Investment in green lodging remains strong, survey finds

Investment in green lodging remains strong, survey finds

The greening of the U.S. lodging industry is continuing, the American Hotel & Lodging Association (AH&LA) 2012 Lodging Survey shows. 

More than 52,000 U.S. hotel properties were polled in the survey, funded by the American Hotel & Lodging Educational Foundation (AH&LEF) and conducted by STR and conducted every two years. Similar data has been collected since 1988. There was a healthy response rate of 23 percent to this year’s survey.

While most of the questions were repeated from previous years, there were new questions as well. For example, hoteliers were asked for the first time whether they have energy efficient LED lighting. Averaged over the seven chain scales in the survey, 68 percent said they do. The segment with the most: upper upscale with 78 percent of respondents saying they have LED lighting. Another question asked for the first time was about the presence of electric car charging stations. Only 5 percent said they are providing them.

Fifty-nine percent of those responding said their hotels have recycling programs -- up from just 32 percent in 2004. Those properties most likely to have recycling programs are upscale or higher. By location, resort, urban and airport properties are most likely to recycle. Least likely: interstate hotels.

Increasing number of smoke-free hotels

The number of hotels with 100 percent nonsmoking rooms now stands at 63 percent, up from about 15 percent in 2004. Luxury hotels are most likely to be 100 percent nonsmoking (77 percent of respondents). Economy locations are least likely (39 percent). The percentage of guestrooms that are nonsmoking rooms dropped by four points from two years ago and now stands at 87 percent.

The percentage of hotels with water saving programs now stands at 75 percent, up from just 20 percent in 2004. Six percent of hotels said they use liquid soap dispensers in the bathroom -- a percentage that has not changed over the last eight years. Independent properties are most likely to use them (15 percent of independents).

Twenty-three percent said they use energy management sensors in their guest rooms. This is the same as two years ago and up from 15 percent in 2004. The percentage of hotels with a linen/towel reuse program stands at 76 percent, down from 88 percent in 2010 but still much higher than the 52 percent in 2004. By chain scale, midscale properties are most likely to have linen/towel reuse programs (95 percent).

Photo of sofa and tree provided by Atiketta Sangasaeng via Shutterstock

Twenty percent of respondents said they have air purifiers in their guestrooms. Thirty-four percent said they make allergy-free rooms available to guests.

Forty-nine percent of properties have or are working toward green certification. This is up from about 30 percent in 2004. Ten percent of respondents said they incorporated LEED into their structural renovations over the past year. Thirteen percent said they will incorporate LEED in the next year if major structural renovations are planned -- down from 21 percent in 2008.

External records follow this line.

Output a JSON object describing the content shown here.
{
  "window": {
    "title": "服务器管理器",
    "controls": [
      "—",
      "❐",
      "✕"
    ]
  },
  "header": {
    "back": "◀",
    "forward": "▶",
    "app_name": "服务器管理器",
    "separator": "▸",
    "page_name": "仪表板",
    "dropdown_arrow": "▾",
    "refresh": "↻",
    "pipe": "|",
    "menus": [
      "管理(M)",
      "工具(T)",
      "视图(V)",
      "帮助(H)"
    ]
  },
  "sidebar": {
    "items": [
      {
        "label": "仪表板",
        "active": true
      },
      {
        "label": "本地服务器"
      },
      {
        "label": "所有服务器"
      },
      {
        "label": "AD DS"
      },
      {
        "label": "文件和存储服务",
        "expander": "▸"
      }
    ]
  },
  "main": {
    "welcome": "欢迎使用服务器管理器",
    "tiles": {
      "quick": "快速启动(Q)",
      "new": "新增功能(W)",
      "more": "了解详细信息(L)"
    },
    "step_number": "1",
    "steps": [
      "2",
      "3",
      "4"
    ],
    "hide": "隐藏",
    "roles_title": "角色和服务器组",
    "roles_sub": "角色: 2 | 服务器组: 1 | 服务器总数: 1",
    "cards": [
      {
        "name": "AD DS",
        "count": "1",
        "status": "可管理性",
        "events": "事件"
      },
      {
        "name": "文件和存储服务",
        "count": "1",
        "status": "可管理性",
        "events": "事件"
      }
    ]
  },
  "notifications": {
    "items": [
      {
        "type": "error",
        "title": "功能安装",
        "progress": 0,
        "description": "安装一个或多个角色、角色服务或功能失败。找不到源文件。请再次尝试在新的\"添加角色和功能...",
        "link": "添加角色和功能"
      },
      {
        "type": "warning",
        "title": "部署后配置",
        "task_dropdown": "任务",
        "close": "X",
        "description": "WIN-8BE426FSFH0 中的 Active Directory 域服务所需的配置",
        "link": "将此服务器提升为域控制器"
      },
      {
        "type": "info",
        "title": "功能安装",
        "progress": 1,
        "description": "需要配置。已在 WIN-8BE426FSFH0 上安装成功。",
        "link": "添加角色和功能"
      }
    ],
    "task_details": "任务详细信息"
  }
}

The percentage of hotels with healthy menu choices stands at 63 percent. Two years ago, 68 percent of respondents reported offering such choices, up from 66 percent of respondents in the survey administered four years ago. Six years ago, 51 percent said they offered healthy menu items.

Thirty-five percent of hotels offer vegetarian menu options. Eighty-four percent offer an exercise room/health/fitness facility. This is up from 63 percent in 2004. Seventy-five percent of hotels offer fitness facilities at no extra charge to guests.

AH&LA members can download a copy of the 2012 Lodging Survey, which covers many other lodging categories besides the environment, via the Members Only section of the AH&LA website. Individual data points are available for $300 each from the AH&LA Information Center at (888) 743-2515.

This story originally appeared on Green Lodging News and is reprinted with permission.